• Well, to get a probability for a continuous random variable, you need to integrate the density function over an appropriate region, in this case $\{ (x,y,z) \in (0,1) \times (0,1) \times (0,1) : z \geq xy^2 \}$. What is the density in this case? After that, how can you parametrize the region? (A hint for that: you'll want $dz$ to be the innermost integration.) – Ian Mar 17 '17 at 11:55

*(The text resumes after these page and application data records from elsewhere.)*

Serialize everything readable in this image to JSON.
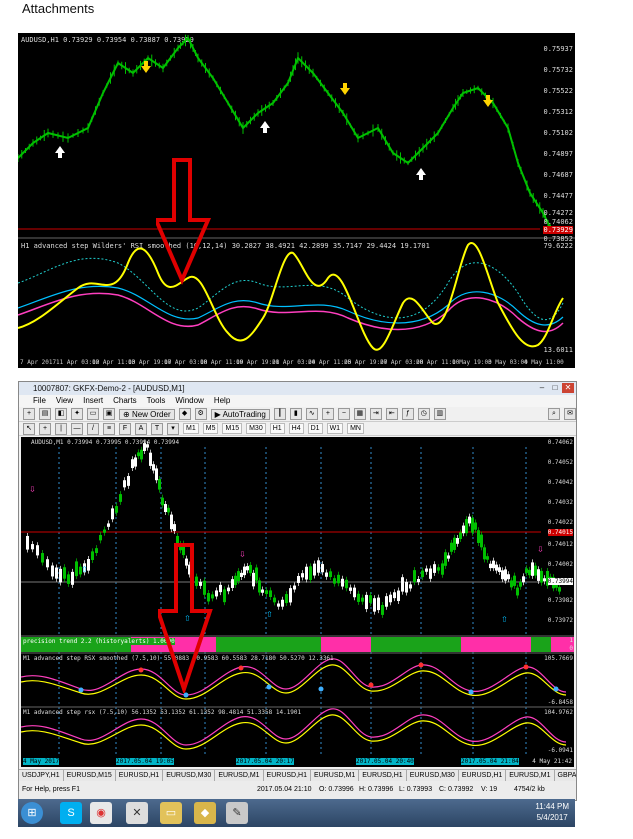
{
  "page": {
    "title": "Attachments"
  },
  "chart1": {
    "symbol_info": "AUDUSD,H1  0.73929 0.73954 0.73887 0.73929",
    "indicator_label": "H1 advanced step Wilders' RSI smoothed (10,12,14) 30.2827 38.4921 42.2899 35.7147 29.4424 19.1701",
    "price_labels": [
      "0.75937",
      "0.75732",
      "0.75522",
      "0.75312",
      "0.75102",
      "0.74897",
      "0.74687",
      "0.74477",
      "0.74272",
      "0.74062",
      "0.73929",
      "0.73852"
    ],
    "ind_labels": [
      "79.6222",
      "13.6011"
    ],
    "x_labels": [
      "7 Apr 2017",
      "11 Apr 03:00",
      "12 Apr 11:00",
      "13 Apr 19:00",
      "17 Apr 03:00",
      "18 Apr 11:00",
      "19 Apr 19:00",
      "21 Apr 03:00",
      "24 Apr 11:00",
      "25 Apr 19:00",
      "27 Apr 03:00",
      "28 Apr 11:00",
      "1 May 19:00",
      "3 May 03:00",
      "4 May 11:00"
    ]
  },
  "window": {
    "title": "10007807: GKFX-Demo-2 - [AUDUSD,M1]",
    "menu": [
      "File",
      "View",
      "Insert",
      "Charts",
      "Tools",
      "Window",
      "Help"
    ],
    "toolbar": {
      "new_order": "New Order",
      "autotrading": "AutoTrading"
    },
    "timeframes": [
      "M1",
      "M5",
      "M15",
      "M30",
      "H1",
      "H4",
      "D1",
      "W1",
      "MN"
    ],
    "chart": {
      "symbol_info": "AUDUSD,M1  0.73994 0.73995 0.73994 0.73994",
      "price_labels": [
        "0.74062",
        "0.74052",
        "0.74042",
        "0.74032",
        "0.74022",
        "0.74012",
        "0.74002",
        "0.73994",
        "0.73982",
        "0.73972"
      ],
      "red_label": "0.74015",
      "trend_label": "precision trend 2.2 (historyalerts) 1.0000",
      "ind1_label": "M1 advanced step RSX smoothed (7.5,10) 55.0883 50.9583 60.5583 28.7180 50.5270 12.3361",
      "ind1_scale": [
        "105.7669",
        "-6.8458"
      ],
      "ind2_label": "M1 advanced step rsx (7.5,10) 56.1352 53.1352 61.1352 98.4814 51.3358 14.1901",
      "ind2_scale": [
        "104.9762",
        "-6.0941"
      ],
      "trend_scale": [
        "1",
        "0"
      ],
      "date_start": "4 May 2017",
      "date_end": "4 May 21:42",
      "date_labels": [
        "2017.05.04 19:05",
        "2017.05.04 20:17",
        "2017.05.04 20:40",
        "2017.05.04 21:04"
      ]
    },
    "tabs": [
      "USDJPY,H1",
      "EURUSD,M15",
      "EURUSD,H1",
      "EURUSD,M30",
      "EURUSD,M1",
      "EURUSD,H1",
      "EURUSD,M1",
      "EURUSD,H1",
      "EURUSD,M30",
      "EURUSD,H1",
      "EURUSD,M1",
      "GBPAUD,M5",
      "US"
    ],
    "status": {
      "help": "For Help, press F1",
      "time": "2017.05.04 21:10",
      "open": "O: 0.73996",
      "high": "H: 0.73996",
      "low": "L: 0.73993",
      "close": "C: 0.73992",
      "volume": "V: 19",
      "traffic": "4754/2 kb"
    }
  },
  "taskbar": {
    "time": "11:44 PM",
    "date": "5/4/2017"
  },
  "colors": {
    "bull": "#00c000",
    "bear": "#ffffff",
    "arrow": "#e00000",
    "accent_pink": "#ff2fa8",
    "trend_green": "#1aa31a"
  }
}
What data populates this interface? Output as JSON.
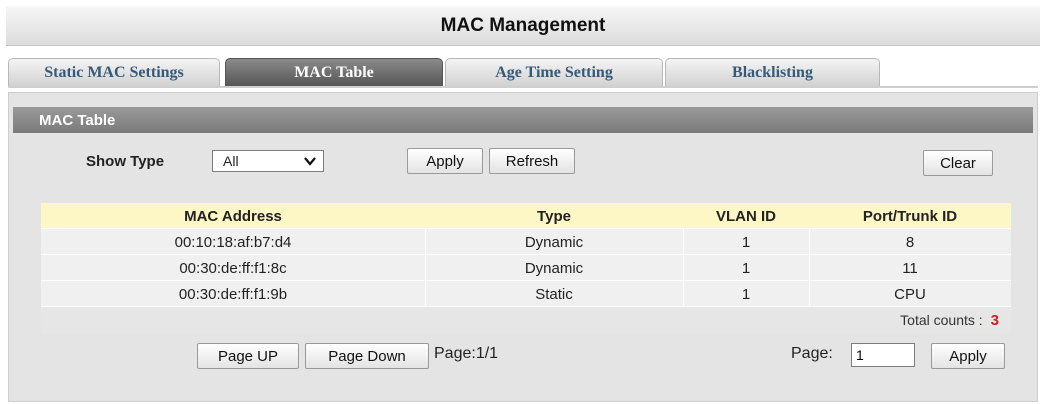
{
  "page": {
    "title": "MAC Management"
  },
  "tabs": [
    {
      "label": "Static MAC Settings"
    },
    {
      "label": "MAC Table"
    },
    {
      "label": "Age Time Setting"
    },
    {
      "label": "Blacklisting"
    }
  ],
  "panel": {
    "title": "MAC Table"
  },
  "filter": {
    "show_type_label": "Show Type",
    "show_type_value": "All",
    "apply_label": "Apply",
    "refresh_label": "Refresh",
    "clear_label": "Clear"
  },
  "table": {
    "columns": [
      "MAC Address",
      "Type",
      "VLAN ID",
      "Port/Trunk ID"
    ],
    "rows": [
      [
        "00:10:18:af:b7:d4",
        "Dynamic",
        "1",
        "8"
      ],
      [
        "00:30:de:ff:f1:8c",
        "Dynamic",
        "1",
        "11"
      ],
      [
        "00:30:de:ff:f1:9b",
        "Static",
        "1",
        "CPU"
      ]
    ],
    "total_label": "Total counts :",
    "total_value": "3"
  },
  "pagination": {
    "page_up_label": "Page UP",
    "page_down_label": "Page Down",
    "page_info": "Page:1/1",
    "page_label": "Page:",
    "page_input_value": "1",
    "apply_label": "Apply"
  }
}
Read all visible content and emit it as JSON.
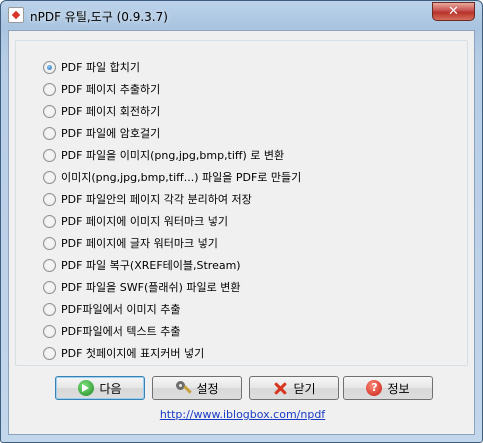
{
  "window": {
    "title": "nPDF 유틸,도구 (0.9.3.7)",
    "close_glyph": "✕"
  },
  "options": [
    {
      "label": "PDF 파일 합치기",
      "checked": true
    },
    {
      "label": "PDF 페이지 추출하기",
      "checked": false
    },
    {
      "label": "PDF 페이지 회전하기",
      "checked": false
    },
    {
      "label": "PDF 파일에 암호걸기",
      "checked": false
    },
    {
      "label": "PDF 파일을 이미지(png,jpg,bmp,tiff) 로 변환",
      "checked": false
    },
    {
      "label": "이미지(png,jpg,bmp,tiff...) 파일을 PDF로 만들기",
      "checked": false
    },
    {
      "label": "PDF 파일안의 페이지 각각 분리하여 저장",
      "checked": false
    },
    {
      "label": "PDF 페이지에 이미지 워터마크 넣기",
      "checked": false
    },
    {
      "label": "PDF 페이지에 글자 워터마크 넣기",
      "checked": false
    },
    {
      "label": "PDF 파일 복구(XREF테이블,Stream)",
      "checked": false
    },
    {
      "label": "PDF 파일을 SWF(플래쉬) 파일로 변환",
      "checked": false
    },
    {
      "label": "PDF파일에서 이미지 추출",
      "checked": false
    },
    {
      "label": "PDF파일에서 텍스트 추출",
      "checked": false
    },
    {
      "label": "PDF 첫페이지에 표지커버 넣기",
      "checked": false
    }
  ],
  "buttons": {
    "next": {
      "label": "다음",
      "icon": "green-arrow-icon"
    },
    "settings": {
      "label": "설정",
      "icon": "wrench-gear-icon"
    },
    "close": {
      "label": "닫기",
      "icon": "red-x-icon"
    },
    "info": {
      "label": "정보",
      "icon": "help-icon",
      "glyph": "?"
    }
  },
  "link": "http://www.iblogbox.com/npdf"
}
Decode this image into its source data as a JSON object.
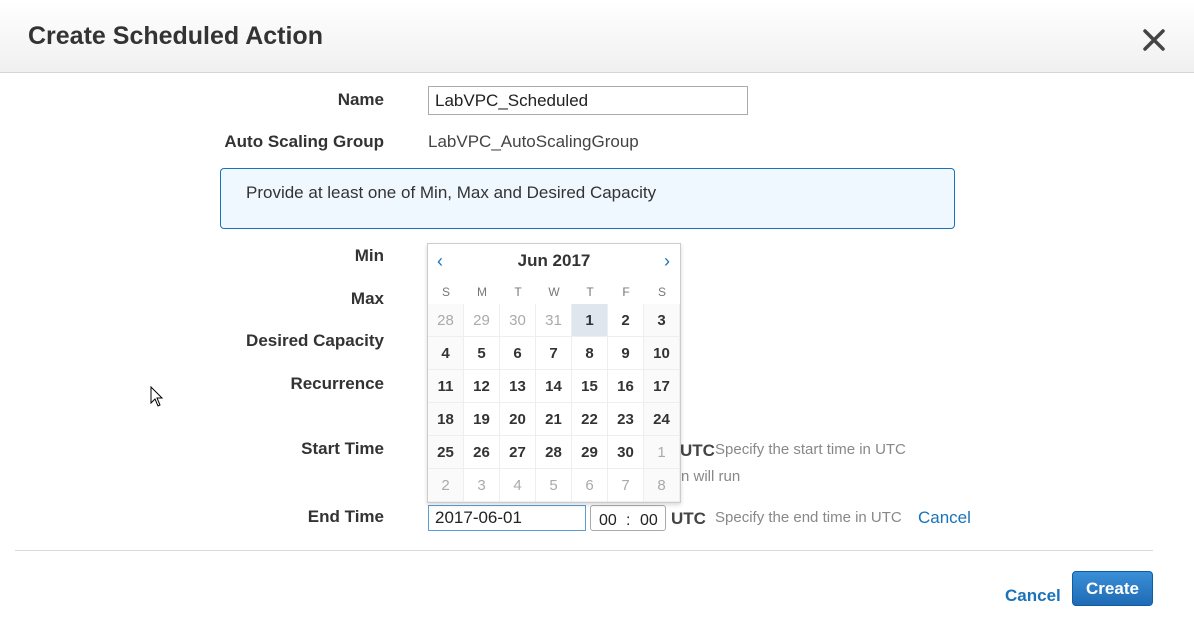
{
  "dialog": {
    "title": "Create Scheduled Action"
  },
  "form": {
    "name_label": "Name",
    "name_value": "LabVPC_Scheduled",
    "asg_label": "Auto Scaling Group",
    "asg_value": "LabVPC_AutoScalingGroup",
    "info_text": "Provide at least one of Min, Max and Desired Capacity",
    "min_label": "Min",
    "max_label": "Max",
    "desired_label": "Desired Capacity",
    "recurrence_label": "Recurrence",
    "start_label": "Start Time",
    "start_utc": "UTC",
    "start_hint": "Specify the start time in UTC",
    "recurrence_hint_partial": "n will run",
    "end_label": "End Time",
    "end_date": "2017-06-01",
    "end_hour": "00",
    "end_minute": "00",
    "time_separator": ":",
    "end_utc": "UTC",
    "end_hint": "Specify the end time in UTC",
    "end_cancel": "Cancel"
  },
  "calendar": {
    "month_label": "Jun 2017",
    "prev": "‹",
    "next": "›",
    "weekdays": [
      "S",
      "M",
      "T",
      "W",
      "T",
      "F",
      "S"
    ],
    "selected_day": "1",
    "weeks": [
      [
        {
          "d": "28",
          "o": true
        },
        {
          "d": "29",
          "o": true
        },
        {
          "d": "30",
          "o": true
        },
        {
          "d": "31",
          "o": true
        },
        {
          "d": "1",
          "o": false,
          "s": true
        },
        {
          "d": "2",
          "o": false
        },
        {
          "d": "3",
          "o": false
        }
      ],
      [
        {
          "d": "4"
        },
        {
          "d": "5"
        },
        {
          "d": "6"
        },
        {
          "d": "7"
        },
        {
          "d": "8"
        },
        {
          "d": "9"
        },
        {
          "d": "10"
        }
      ],
      [
        {
          "d": "11"
        },
        {
          "d": "12"
        },
        {
          "d": "13"
        },
        {
          "d": "14"
        },
        {
          "d": "15"
        },
        {
          "d": "16"
        },
        {
          "d": "17"
        }
      ],
      [
        {
          "d": "18"
        },
        {
          "d": "19"
        },
        {
          "d": "20"
        },
        {
          "d": "21"
        },
        {
          "d": "22"
        },
        {
          "d": "23"
        },
        {
          "d": "24"
        }
      ],
      [
        {
          "d": "25"
        },
        {
          "d": "26"
        },
        {
          "d": "27"
        },
        {
          "d": "28"
        },
        {
          "d": "29"
        },
        {
          "d": "30"
        },
        {
          "d": "1",
          "o": true
        }
      ],
      [
        {
          "d": "2",
          "o": true
        },
        {
          "d": "3",
          "o": true
        },
        {
          "d": "4",
          "o": true
        },
        {
          "d": "5",
          "o": true
        },
        {
          "d": "6",
          "o": true
        },
        {
          "d": "7",
          "o": true
        },
        {
          "d": "8",
          "o": true
        }
      ]
    ]
  },
  "footer": {
    "cancel": "Cancel",
    "create": "Create"
  },
  "icons": {
    "close": "close-icon",
    "cursor": "mouse-pointer-icon"
  }
}
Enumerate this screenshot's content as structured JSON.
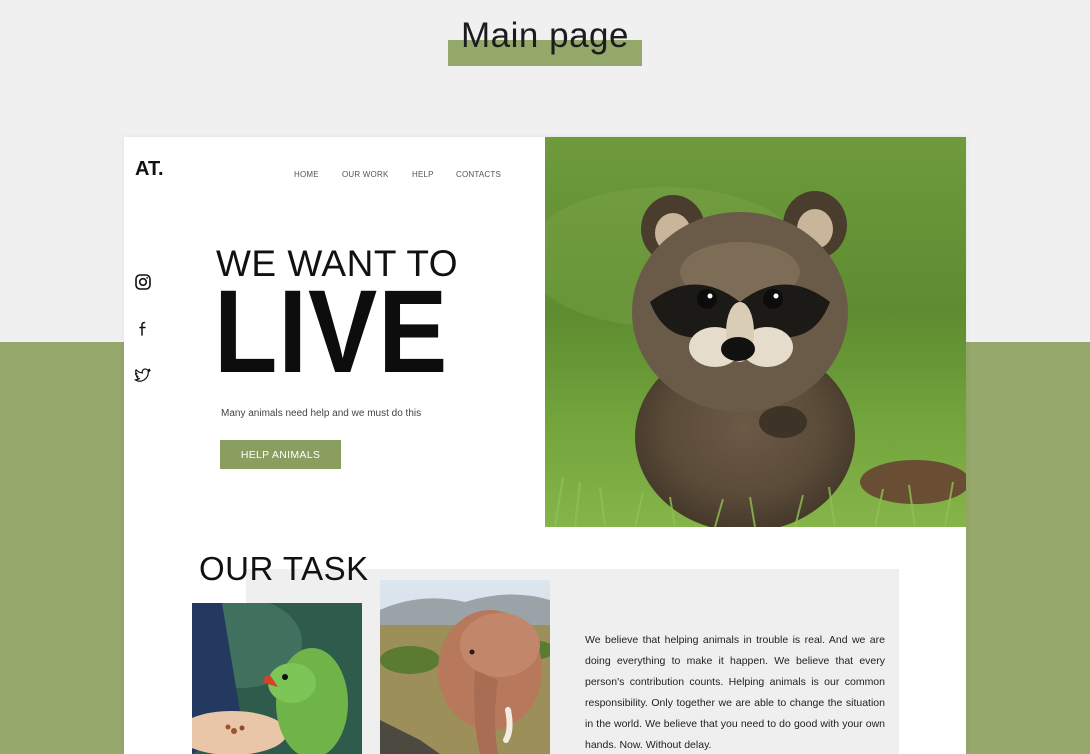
{
  "presentation": {
    "title": "Main page"
  },
  "site": {
    "logo": "AT.",
    "nav": [
      "HOME",
      "OUR WORK",
      "HELP",
      "CONTACTS"
    ],
    "social": [
      "instagram-icon",
      "facebook-icon",
      "twitter-icon"
    ],
    "hero": {
      "line1": "WE WANT TO",
      "line2": "LIVE",
      "description": "Many animals need help and we must do this",
      "cta": "HELP ANIMALS"
    },
    "task": {
      "title": "OUR TASK",
      "text": "We believe that helping animals in trouble is real. And we are doing everything to make it happen. We believe that every person's contribution counts. Helping animals is our common responsibility. Only together we are able to change the situation in the world. We believe that you need to do good with your own hands. Now. Without delay."
    }
  },
  "colors": {
    "accent": "#8a9e5f",
    "band": "#96a86b",
    "background": "#f0f0f0"
  }
}
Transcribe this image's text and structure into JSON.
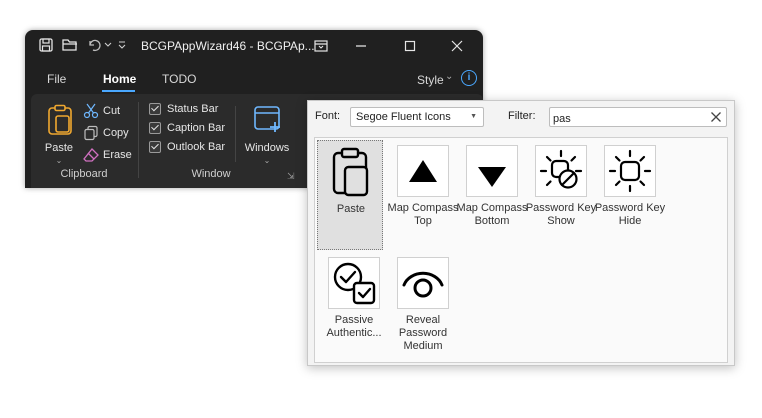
{
  "app": {
    "title": "BCGPAppWizard46 - BCGPAp...",
    "menu": [
      {
        "label": "File",
        "active": false
      },
      {
        "label": "Home",
        "active": true
      },
      {
        "label": "TODO",
        "active": false
      }
    ],
    "style_label": "Style",
    "info_glyph": "i",
    "ribbon": {
      "clipboard": {
        "group_label": "Clipboard",
        "paste_label": "Paste",
        "cut_label": "Cut",
        "copy_label": "Copy",
        "erase_label": "Erase"
      },
      "window": {
        "group_label": "Window",
        "status_bar_label": "Status Bar",
        "caption_bar_label": "Caption Bar",
        "outlook_bar_label": "Outlook Bar",
        "windows_label": "Windows"
      }
    },
    "colors": {
      "accent": "#4aa8ff",
      "paste_icon": "#f0a830",
      "erase_icon": "#d070c0"
    }
  },
  "dialog": {
    "font_label": "Font:",
    "font_value": "Segoe Fluent Icons",
    "filter_label": "Filter:",
    "filter_value": "pas",
    "icons": [
      {
        "name": "paste",
        "label": "Paste",
        "selected": true
      },
      {
        "name": "map-compass-top",
        "label": "Map Compass Top",
        "selected": false
      },
      {
        "name": "map-compass-bottom",
        "label": "Map Compass Bottom",
        "selected": false
      },
      {
        "name": "password-key-show",
        "label": "Password Key Show",
        "selected": false
      },
      {
        "name": "password-key-hide",
        "label": "Password Key Hide",
        "selected": false
      },
      {
        "name": "passive-authentication",
        "label": "Passive Authentic...",
        "selected": false
      },
      {
        "name": "reveal-password-medium",
        "label": "Reveal Password Medium",
        "selected": false
      }
    ]
  }
}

• To condition $x,y,z$ are independent uniformly distributed random variables on the interval $(0,1)$ is equivalent to saying that $(x,y,z)$ is a random point in the standard unit cube, $0 \le x,y,z \le 1$. So the probability of a specified event is just the volume of the region in the cube corresponding to that event, divided by the volume of the cube (which is clearly just $1$). – quasi Mar 17 '17 at 11:59
• And in this case, the region you want is the subset $S$ of the standard unit cube such that $z \ge xy^2$. How would you find the volume of $S$? – quasi Mar 17 '17 at 12:03
• quite confusing. Do we need to find marginal distributions for each X, Y, and Z? – monalisa Mar 17 '17 at 12:04
• yeah I got it now. thanks a lot. – monalisa Mar 17 '17 at 12:30

1) if V has values in [0,1], then $P(U<V)=E(V)$
2) $E(UV)= \frac{E(V)}{2}$
3) $E(U^2)=\frac{1}{3}$
Then you have $P(Z>XY^2)=1-E(XY^2)=1-\frac{E(Y^2)}{2}=\frac{5}{6}$